There is, however, another and more complicated type of denehole, and of this kind there is a fine example at the top of Twydall Lane. This type is entered by either a vertical or a sloping shaft, from the bottom of which tunnels radiate and lead to chambers cut out of the chalk. The Twydall Lane denehole is such an interesting example of these peculiar underground workings that a full account of it is well worth while. (Reference should be made to the plan facing page 19).
The denehole was discovered by Mr. Harlow, in 1931. He noticed a subsidence of the soil at the spot marked C, and on clearing away some of the earth he discovered avertical shaft from the bottom of which a tunnel opened out at D. This tunnel was blocked: so, after having noted the direction in which it ran, he drove a shaft at E, and the entire denehole was then laid bare. The roofs of the chambers and the tunnels were about nine feet from the surface of the earth, and the entire denehole had been cut out of solid chalk. The marks of the tools which had been used could still be seen on roofs and walls: these marks were small grooves about two inches in length and a quar:er of an inch in breadth. Another interesting feature was that in all the chambers, at an average height of about three feet from the floor, a stratum of flints had been laid bare. The denehole was disappointingly devoid of evidence as to when, or for what purpose, it had been constructed.
At F a large heap of flints in an unworkcd state, was found; and at G there were two skeletons. These crumbled into dust on being touched; but Mr. Harlow kept one of the
teeth, and it was later established that this was a sheep’s tooth, but it was impossible to date it. A curious feature was that at points A and B niches were found.
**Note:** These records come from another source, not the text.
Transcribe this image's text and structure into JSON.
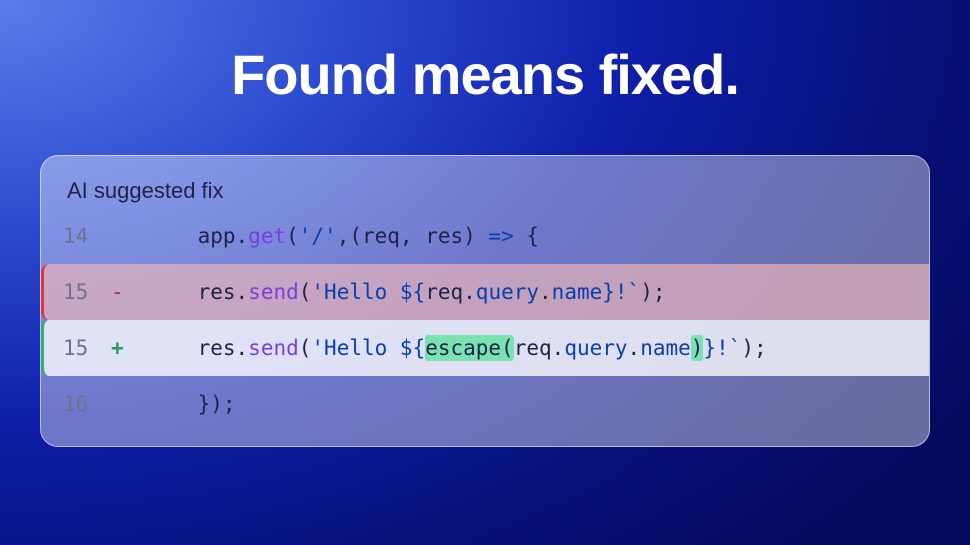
{
  "headline": "Found means fixed.",
  "card": {
    "title": "AI suggested fix"
  },
  "code": {
    "lines": [
      {
        "n": "14",
        "kind": "ctx",
        "marker": "",
        "indent": "    ",
        "tokens": [
          {
            "t": "app",
            "c": "tok-punc"
          },
          {
            "t": ".",
            "c": "tok-punc"
          },
          {
            "t": "get",
            "c": "tok-method"
          },
          {
            "t": "(",
            "c": "tok-punc"
          },
          {
            "t": "'/'",
            "c": "tok-string"
          },
          {
            "t": ",(req, res) ",
            "c": "tok-punc"
          },
          {
            "t": "=>",
            "c": "tok-prop"
          },
          {
            "t": " {",
            "c": "tok-punc"
          }
        ]
      },
      {
        "n": "15",
        "kind": "deleted",
        "marker": "-",
        "indent": "    ",
        "tokens": [
          {
            "t": "res",
            "c": "tok-punc"
          },
          {
            "t": ".",
            "c": "tok-punc"
          },
          {
            "t": "send",
            "c": "tok-method"
          },
          {
            "t": "(",
            "c": "tok-punc"
          },
          {
            "t": "'Hello ${",
            "c": "tok-string"
          },
          {
            "t": "req",
            "c": "tok-punc"
          },
          {
            "t": ".",
            "c": "tok-punc"
          },
          {
            "t": "query",
            "c": "tok-prop"
          },
          {
            "t": ".",
            "c": "tok-punc"
          },
          {
            "t": "name",
            "c": "tok-prop"
          },
          {
            "t": "}!`",
            "c": "tok-string"
          },
          {
            "t": ");",
            "c": "tok-punc"
          }
        ]
      },
      {
        "n": "15",
        "kind": "added",
        "marker": "+",
        "indent": "    ",
        "tokens": [
          {
            "t": "res",
            "c": "tok-punc"
          },
          {
            "t": ".",
            "c": "tok-punc"
          },
          {
            "t": "send",
            "c": "tok-method"
          },
          {
            "t": "(",
            "c": "tok-punc"
          },
          {
            "t": "'Hello ${",
            "c": "tok-string"
          },
          {
            "t": "escape(",
            "c": "tok-punc",
            "hl": true
          },
          {
            "t": "req",
            "c": "tok-punc"
          },
          {
            "t": ".",
            "c": "tok-punc"
          },
          {
            "t": "query",
            "c": "tok-prop"
          },
          {
            "t": ".",
            "c": "tok-punc"
          },
          {
            "t": "name",
            "c": "tok-prop"
          },
          {
            "t": ")",
            "c": "tok-punc",
            "hl": true
          },
          {
            "t": "}!`",
            "c": "tok-string"
          },
          {
            "t": ");",
            "c": "tok-punc"
          }
        ]
      },
      {
        "n": "16",
        "kind": "ctx",
        "marker": "",
        "indent": "    ",
        "tokens": [
          {
            "t": "});",
            "c": "tok-punc"
          }
        ]
      }
    ]
  }
}
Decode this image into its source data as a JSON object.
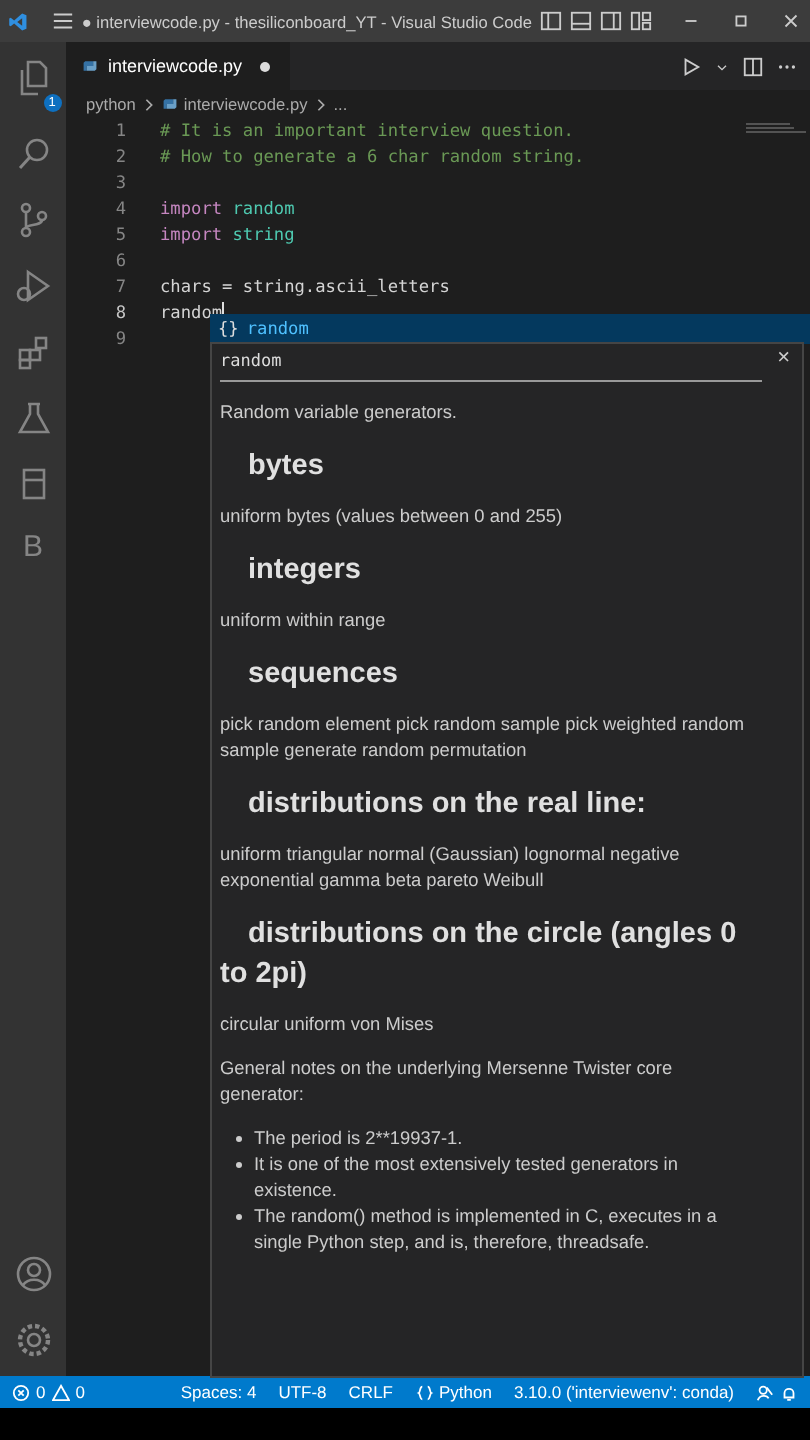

These were
about nine feet in height, but did not reach to the surface of the earth. The shafts did not start from the floor of the chamber, but had been commenced at a height of two feet. It is impossible to say for certain the purpose which these ‘niches’ fulfilled: but as the shafts were blackened with smoke, they may have served as chimneys for torches or
None of the deneholes which have so far been explored has yielded much evidence from which either the date or the purpose of construction may be inferred. It has been found that the marks on the walls and roofs must almost certainly have been made with horn or bone picks. This would date the deneholes back to pre-Roman times, at least: but it is impossible to date these underground workings with any degree of accuracy. It is equally impossible to state with certainty the purpose which they were meant to serve.
Many archaeologists incline to the view that they were intended for the storage of grain, in times when marauders were frequent: but other solutions of the problem must not be discounted. For example, it is possible that some deneholes were nothing more than flint-mines. It is quite feasible that the underground chamber laid bare at Lower Twydall by the chalk quarrymen, was, a denehole: and this chamber undoubtedly contained primitive implements, as has been seen. In this case it is likely that in origin the deneholes go back to very ancient times indeed. The Twydall Lane denehole contained both sheep and flints: and it may be that here is a clue to the problem of what these holes were used for. It is possible that some were dug for flints, while others were dug for storage purposes, and even for refuge. In other words, no one simple solution will probably fit all cases.
A History of Gillingham (Kent) by Philip Rogers (1947)